Start of Available data
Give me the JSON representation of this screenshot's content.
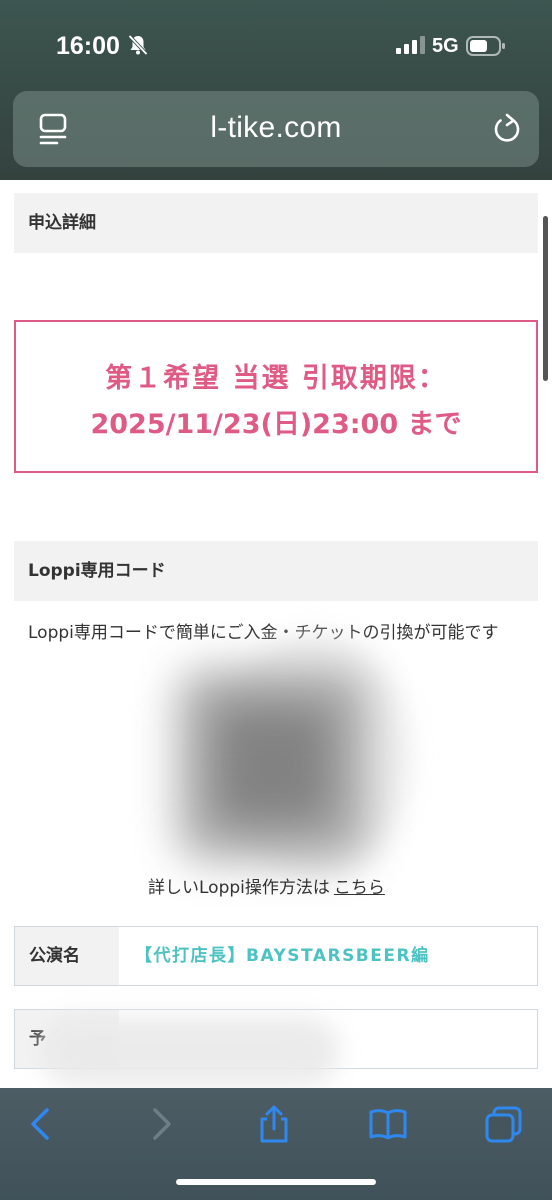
{
  "status_bar": {
    "time": "16:00",
    "network": "5G",
    "icons": [
      "bell-slash-icon",
      "signal-icon",
      "battery-icon"
    ]
  },
  "browser": {
    "url": "l-tike.com",
    "icons": [
      "reader-icon",
      "reload-icon"
    ]
  },
  "page": {
    "section1_title": "申込詳細",
    "deadline_line1": "第１希望 当選 引取期限：",
    "deadline_line2": "2025/11/23(日)23:00 まで",
    "section2_title": "Loppi専用コード",
    "loppi_description": "Loppi専用コードで簡単にご入金・チケットの引換が可能です",
    "howto_prefix": "詳しいLoppi操作方法は",
    "howto_link": "こちら",
    "table": {
      "row1_header": "公演名",
      "row1_value": "【代打店長】BAYSTARSBEER編",
      "row2_header": "予"
    }
  },
  "toolbar": {
    "icons": [
      "back-icon",
      "forward-icon",
      "share-icon",
      "bookmarks-icon",
      "tabs-icon"
    ]
  },
  "colors": {
    "accent_pink": "#e05a86",
    "link_teal": "#4cc3c2",
    "ios_blue": "#2f88f0"
  }
}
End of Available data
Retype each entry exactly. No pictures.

- Reply to the exercise
Give me the JSON representation of this screenshot's content.
{
  "status_bar": {
    "time": "16:00",
    "network": "5G",
    "icons": [
      "bell-slash-icon",
      "signal-icon",
      "battery-icon"
    ]
  },
  "browser": {
    "url": "l-tike.com",
    "icons": [
      "reader-icon",
      "reload-icon"
    ]
  },
  "page": {
    "section1_title": "申込詳細",
    "deadline_line1": "第１希望 当選 引取期限：",
    "deadline_line2": "2025/11/23(日)23:00 まで",
    "section2_title": "Loppi専用コード",
    "loppi_description": "Loppi専用コードで簡単にご入金・チケットの引換が可能です",
    "howto_prefix": "詳しいLoppi操作方法は",
    "howto_link": "こちら",
    "table": {
      "row1_header": "公演名",
      "row1_value": "【代打店長】BAYSTARSBEER編",
      "row2_header": "予"
    }
  },
  "toolbar": {
    "icons": [
      "back-icon",
      "forward-icon",
      "share-icon",
      "bookmarks-icon",
      "tabs-icon"
    ]
  },
  "colors": {
    "accent_pink": "#e05a86",
    "link_teal": "#4cc3c2",
    "ios_blue": "#2f88f0"
  }
}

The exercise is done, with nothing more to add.